--- START ---
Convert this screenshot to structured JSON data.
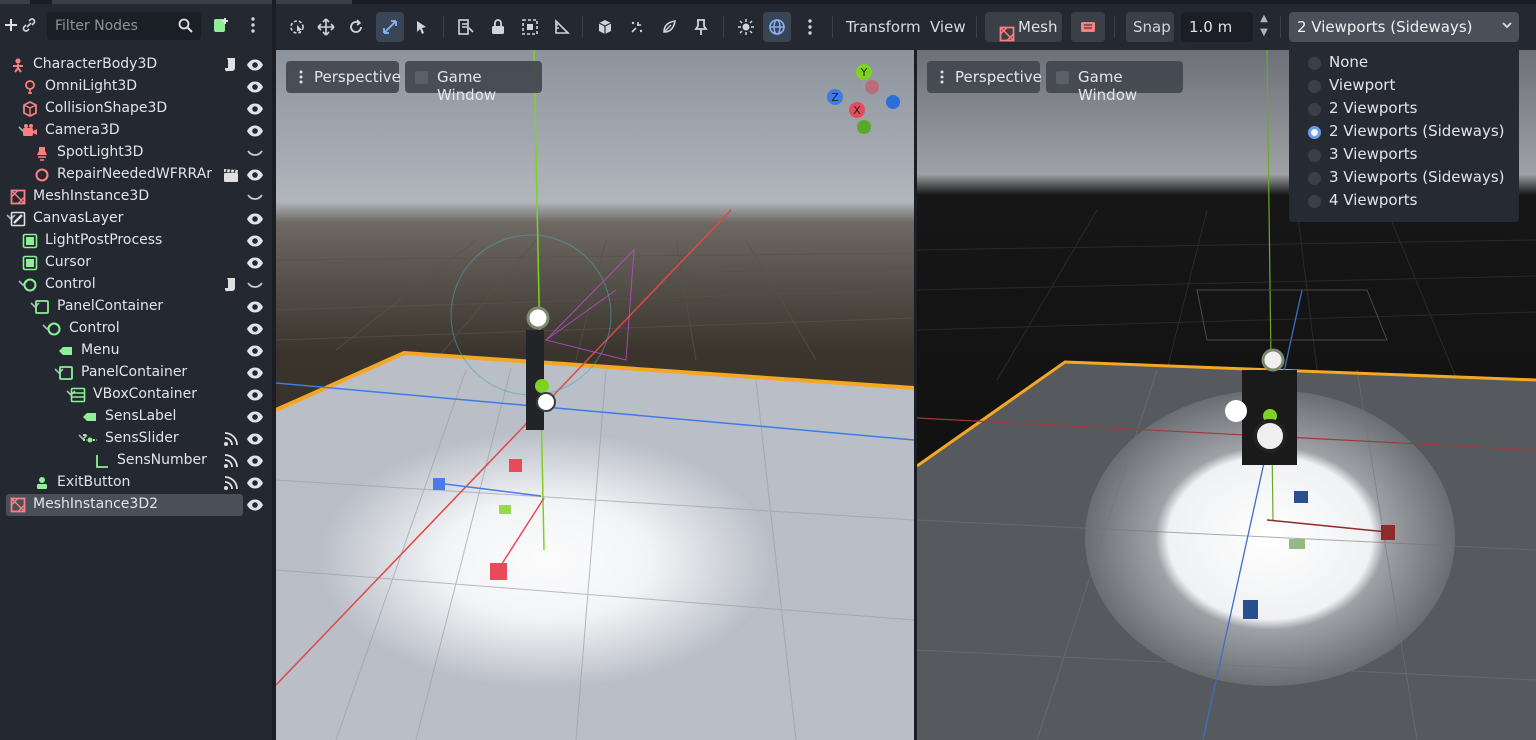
{
  "scene_tree": {
    "filter_placeholder": "Filter Nodes",
    "nodes": [
      {
        "label": "CharacterBody3D",
        "depth": 0,
        "icon": "character-body-icon",
        "color": "#fc7f7f",
        "arrow": "",
        "extra": "script-icon",
        "visibility": "visible"
      },
      {
        "label": "OmniLight3D",
        "depth": 1,
        "icon": "omni-light-icon",
        "color": "#fc7f7f",
        "arrow": "",
        "extra": "",
        "visibility": "visible"
      },
      {
        "label": "CollisionShape3D",
        "depth": 1,
        "icon": "collision-shape-icon",
        "color": "#fc7f7f",
        "arrow": "",
        "extra": "",
        "visibility": "visible"
      },
      {
        "label": "Camera3D",
        "depth": 1,
        "icon": "camera-icon",
        "color": "#fc7f7f",
        "arrow": "expanded",
        "extra": "",
        "visibility": "visible"
      },
      {
        "label": "SpotLight3D",
        "depth": 2,
        "icon": "spot-light-icon",
        "color": "#fc7f7f",
        "arrow": "",
        "extra": "",
        "visibility": "hidden"
      },
      {
        "label": "RepairNeededWFRRAr",
        "depth": 2,
        "icon": "node3d-icon",
        "color": "#fc7f7f",
        "arrow": "",
        "extra": "clapperboard-icon",
        "visibility": "visible"
      },
      {
        "label": "MeshInstance3D",
        "depth": 0,
        "icon": "mesh-instance-icon",
        "color": "#fc7f7f",
        "arrow": "",
        "extra": "",
        "visibility": "hidden"
      },
      {
        "label": "CanvasLayer",
        "depth": 0,
        "icon": "canvas-layer-icon",
        "color": "#e0e0e0",
        "arrow": "expanded",
        "extra": "",
        "visibility": "visible"
      },
      {
        "label": "LightPostProcess",
        "depth": 1,
        "icon": "color-rect-icon",
        "color": "#8eef97",
        "arrow": "",
        "extra": "",
        "visibility": "visible"
      },
      {
        "label": "Cursor",
        "depth": 1,
        "icon": "color-rect-icon",
        "color": "#8eef97",
        "arrow": "",
        "extra": "",
        "visibility": "visible"
      },
      {
        "label": "Control",
        "depth": 1,
        "icon": "control-icon",
        "color": "#8eef97",
        "arrow": "expanded",
        "extra": "script-icon",
        "visibility": "hidden"
      },
      {
        "label": "PanelContainer",
        "depth": 2,
        "icon": "panel-container-icon",
        "color": "#8eef97",
        "arrow": "expanded",
        "extra": "",
        "visibility": "visible"
      },
      {
        "label": "Control",
        "depth": 3,
        "icon": "control-icon",
        "color": "#8eef97",
        "arrow": "expanded",
        "extra": "",
        "visibility": "visible"
      },
      {
        "label": "Menu",
        "depth": 4,
        "icon": "label-icon",
        "color": "#8eef97",
        "arrow": "",
        "extra": "",
        "visibility": "visible"
      },
      {
        "label": "PanelContainer",
        "depth": 4,
        "icon": "panel-container-icon",
        "color": "#8eef97",
        "arrow": "expanded",
        "extra": "",
        "visibility": "visible"
      },
      {
        "label": "VBoxContainer",
        "depth": 5,
        "icon": "vbox-container-icon",
        "color": "#8eef97",
        "arrow": "expanded",
        "extra": "",
        "visibility": "visible"
      },
      {
        "label": "SensLabel",
        "depth": 6,
        "icon": "label-icon",
        "color": "#8eef97",
        "arrow": "",
        "extra": "",
        "visibility": "visible"
      },
      {
        "label": "SensSlider",
        "depth": 6,
        "icon": "hslider-icon",
        "color": "#8eef97",
        "arrow": "expanded",
        "extra": "signal-icon",
        "visibility": "visible"
      },
      {
        "label": "SensNumber",
        "depth": 7,
        "icon": "number-label-icon",
        "color": "#8eef97",
        "arrow": "",
        "extra": "signal-icon",
        "visibility": "visible"
      },
      {
        "label": "ExitButton",
        "depth": 2,
        "icon": "button-icon",
        "color": "#8eef97",
        "arrow": "",
        "extra": "signal-icon",
        "visibility": "visible"
      },
      {
        "label": "MeshInstance3D2",
        "depth": 0,
        "icon": "mesh-instance-icon",
        "color": "#fc7f7f",
        "arrow": "",
        "extra": "",
        "visibility": "visible",
        "selected": true
      }
    ]
  },
  "toolbar": {
    "transform_menu": "Transform",
    "view_menu": "View",
    "mesh_menu": "Mesh",
    "snap_label": "Snap",
    "snap_value": "1.0 m",
    "layout_selected": "2 Viewports (Sideways)"
  },
  "viewports": [
    {
      "projection": "Perspective",
      "game_window": "Game Window"
    },
    {
      "projection": "Perspective",
      "game_window": "Game Window"
    }
  ],
  "gizmo_axes": {
    "y": "Y",
    "z": "Z",
    "x": "X"
  },
  "layout_dropdown": {
    "options": [
      {
        "label": "None",
        "checked": false
      },
      {
        "label": "Viewport",
        "checked": false
      },
      {
        "label": "2 Viewports",
        "checked": false
      },
      {
        "label": "2 Viewports (Sideways)",
        "checked": true
      },
      {
        "label": "3 Viewports",
        "checked": false
      },
      {
        "label": "3 Viewports (Sideways)",
        "checked": false
      },
      {
        "label": "4 Viewports",
        "checked": false
      }
    ]
  },
  "colors": {
    "accent": "#6a9ee8",
    "node3d": "#fc7f7f",
    "control": "#8eef97",
    "selection_outline": "#f5a623"
  }
}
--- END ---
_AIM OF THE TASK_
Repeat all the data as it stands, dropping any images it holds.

_ANSWER BOX_
Convert this screenshot to structured JSON data.
{
  "scene_tree": {
    "filter_placeholder": "Filter Nodes",
    "nodes": [
      {
        "label": "CharacterBody3D",
        "depth": 0,
        "icon": "character-body-icon",
        "color": "#fc7f7f",
        "arrow": "",
        "extra": "script-icon",
        "visibility": "visible"
      },
      {
        "label": "OmniLight3D",
        "depth": 1,
        "icon": "omni-light-icon",
        "color": "#fc7f7f",
        "arrow": "",
        "extra": "",
        "visibility": "visible"
      },
      {
        "label": "CollisionShape3D",
        "depth": 1,
        "icon": "collision-shape-icon",
        "color": "#fc7f7f",
        "arrow": "",
        "extra": "",
        "visibility": "visible"
      },
      {
        "label": "Camera3D",
        "depth": 1,
        "icon": "camera-icon",
        "color": "#fc7f7f",
        "arrow": "expanded",
        "extra": "",
        "visibility": "visible"
      },
      {
        "label": "SpotLight3D",
        "depth": 2,
        "icon": "spot-light-icon",
        "color": "#fc7f7f",
        "arrow": "",
        "extra": "",
        "visibility": "hidden"
      },
      {
        "label": "RepairNeededWFRRAr",
        "depth": 2,
        "icon": "node3d-icon",
        "color": "#fc7f7f",
        "arrow": "",
        "extra": "clapperboard-icon",
        "visibility": "visible"
      },
      {
        "label": "MeshInstance3D",
        "depth": 0,
        "icon": "mesh-instance-icon",
        "color": "#fc7f7f",
        "arrow": "",
        "extra": "",
        "visibility": "hidden"
      },
      {
        "label": "CanvasLayer",
        "depth": 0,
        "icon": "canvas-layer-icon",
        "color": "#e0e0e0",
        "arrow": "expanded",
        "extra": "",
        "visibility": "visible"
      },
      {
        "label": "LightPostProcess",
        "depth": 1,
        "icon": "color-rect-icon",
        "color": "#8eef97",
        "arrow": "",
        "extra": "",
        "visibility": "visible"
      },
      {
        "label": "Cursor",
        "depth": 1,
        "icon": "color-rect-icon",
        "color": "#8eef97",
        "arrow": "",
        "extra": "",
        "visibility": "visible"
      },
      {
        "label": "Control",
        "depth": 1,
        "icon": "control-icon",
        "color": "#8eef97",
        "arrow": "expanded",
        "extra": "script-icon",
        "visibility": "hidden"
      },
      {
        "label": "PanelContainer",
        "depth": 2,
        "icon": "panel-container-icon",
        "color": "#8eef97",
        "arrow": "expanded",
        "extra": "",
        "visibility": "visible"
      },
      {
        "label": "Control",
        "depth": 3,
        "icon": "control-icon",
        "color": "#8eef97",
        "arrow": "expanded",
        "extra": "",
        "visibility": "visible"
      },
      {
        "label": "Menu",
        "depth": 4,
        "icon": "label-icon",
        "color": "#8eef97",
        "arrow": "",
        "extra": "",
        "visibility": "visible"
      },
      {
        "label": "PanelContainer",
        "depth": 4,
        "icon": "panel-container-icon",
        "color": "#8eef97",
        "arrow": "expanded",
        "extra": "",
        "visibility": "visible"
      },
      {
        "label": "VBoxContainer",
        "depth": 5,
        "icon": "vbox-container-icon",
        "color": "#8eef97",
        "arrow": "expanded",
        "extra": "",
        "visibility": "visible"
      },
      {
        "label": "SensLabel",
        "depth": 6,
        "icon": "label-icon",
        "color": "#8eef97",
        "arrow": "",
        "extra": "",
        "visibility": "visible"
      },
      {
        "label": "SensSlider",
        "depth": 6,
        "icon": "hslider-icon",
        "color": "#8eef97",
        "arrow": "expanded",
        "extra": "signal-icon",
        "visibility": "visible"
      },
      {
        "label": "SensNumber",
        "depth": 7,
        "icon": "number-label-icon",
        "color": "#8eef97",
        "arrow": "",
        "extra": "signal-icon",
        "visibility": "visible"
      },
      {
        "label": "ExitButton",
        "depth": 2,
        "icon": "button-icon",
        "color": "#8eef97",
        "arrow": "",
        "extra": "signal-icon",
        "visibility": "visible"
      },
      {
        "label": "MeshInstance3D2",
        "depth": 0,
        "icon": "mesh-instance-icon",
        "color": "#fc7f7f",
        "arrow": "",
        "extra": "",
        "visibility": "visible",
        "selected": true
      }
    ]
  },
  "toolbar": {
    "transform_menu": "Transform",
    "view_menu": "View",
    "mesh_menu": "Mesh",
    "snap_label": "Snap",
    "snap_value": "1.0 m",
    "layout_selected": "2 Viewports (Sideways)"
  },
  "viewports": [
    {
      "projection": "Perspective",
      "game_window": "Game Window"
    },
    {
      "projection": "Perspective",
      "game_window": "Game Window"
    }
  ],
  "gizmo_axes": {
    "y": "Y",
    "z": "Z",
    "x": "X"
  },
  "layout_dropdown": {
    "options": [
      {
        "label": "None",
        "checked": false
      },
      {
        "label": "Viewport",
        "checked": false
      },
      {
        "label": "2 Viewports",
        "checked": false
      },
      {
        "label": "2 Viewports (Sideways)",
        "checked": true
      },
      {
        "label": "3 Viewports",
        "checked": false
      },
      {
        "label": "3 Viewports (Sideways)",
        "checked": false
      },
      {
        "label": "4 Viewports",
        "checked": false
      }
    ]
  },
  "colors": {
    "accent": "#6a9ee8",
    "node3d": "#fc7f7f",
    "control": "#8eef97",
    "selection_outline": "#f5a623"
  }
}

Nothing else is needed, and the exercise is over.